The Holy Father stressed that the world is more than capable of providing enough food to those who hunger and that “hunger and malnutrition are unacceptable in a world which has levels of production, resources and knowledge sufficient to put an end to such dramas and their consequences.”

Laying out the moral principles needed to address the situation, Pope Benedict suggested the chief cause of hunger is lack of solidarity. He called for greater collaboration among “organizations committed to closing the growing divide between rich and poor.” The Pontiff stressed that there is a “primary right to food” that is a direct result of “the safeguarding and defense of human life.” The protection of human dignity is paramount in any technological, economic or political solution to the global problem of world hunger. Pope Benedict stressed that if in addressing the problem, world leaders would take human dignity into account, “it would be possible to overcome otherwise-insurmountable obstacles, and to eliminate or at least diminish disinterest towards the good of others.”

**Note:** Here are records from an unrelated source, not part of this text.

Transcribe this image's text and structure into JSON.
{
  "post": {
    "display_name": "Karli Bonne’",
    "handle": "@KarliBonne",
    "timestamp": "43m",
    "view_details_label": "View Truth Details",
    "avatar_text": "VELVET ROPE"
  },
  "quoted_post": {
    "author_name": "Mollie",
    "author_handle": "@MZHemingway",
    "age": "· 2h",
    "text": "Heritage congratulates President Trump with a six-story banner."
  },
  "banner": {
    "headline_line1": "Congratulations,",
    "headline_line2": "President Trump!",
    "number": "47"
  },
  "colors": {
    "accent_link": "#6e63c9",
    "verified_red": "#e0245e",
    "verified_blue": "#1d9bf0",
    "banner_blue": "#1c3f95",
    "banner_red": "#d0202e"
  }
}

The World Food Security Summit, hosted by the Food and Agriculture Organization of the United Nations, was not meant to produce a quick solution to such an endemic problem as global hunger. However, the world leaders would be foolish not to listen to the wise words of our Holy Father in addressing this global problem. No technological or agricultural solution from the world of science, no political or economic negotiations by world powers, can truly begin to address the wide scale tragedy of world hunger without considering the dignity of the human person. Without the clear moral principles of solidarity and respect for human dignity to guide them, world leaders are doomed to fail the hungry and malnourished of our world.

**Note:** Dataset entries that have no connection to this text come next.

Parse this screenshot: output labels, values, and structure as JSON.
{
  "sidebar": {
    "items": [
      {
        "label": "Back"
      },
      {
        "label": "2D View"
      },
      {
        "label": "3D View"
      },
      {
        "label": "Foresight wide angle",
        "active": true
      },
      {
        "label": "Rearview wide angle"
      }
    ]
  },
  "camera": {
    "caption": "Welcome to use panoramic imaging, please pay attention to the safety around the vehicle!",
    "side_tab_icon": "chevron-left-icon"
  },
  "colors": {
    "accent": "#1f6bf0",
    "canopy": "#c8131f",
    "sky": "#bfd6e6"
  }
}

The problem is complicated and complex, but the beginning of a solution is simple and is found in the words of Christ: “For I was hungry and you gave me food.” The Church is united with world leaders to see these words lived out throughout the world.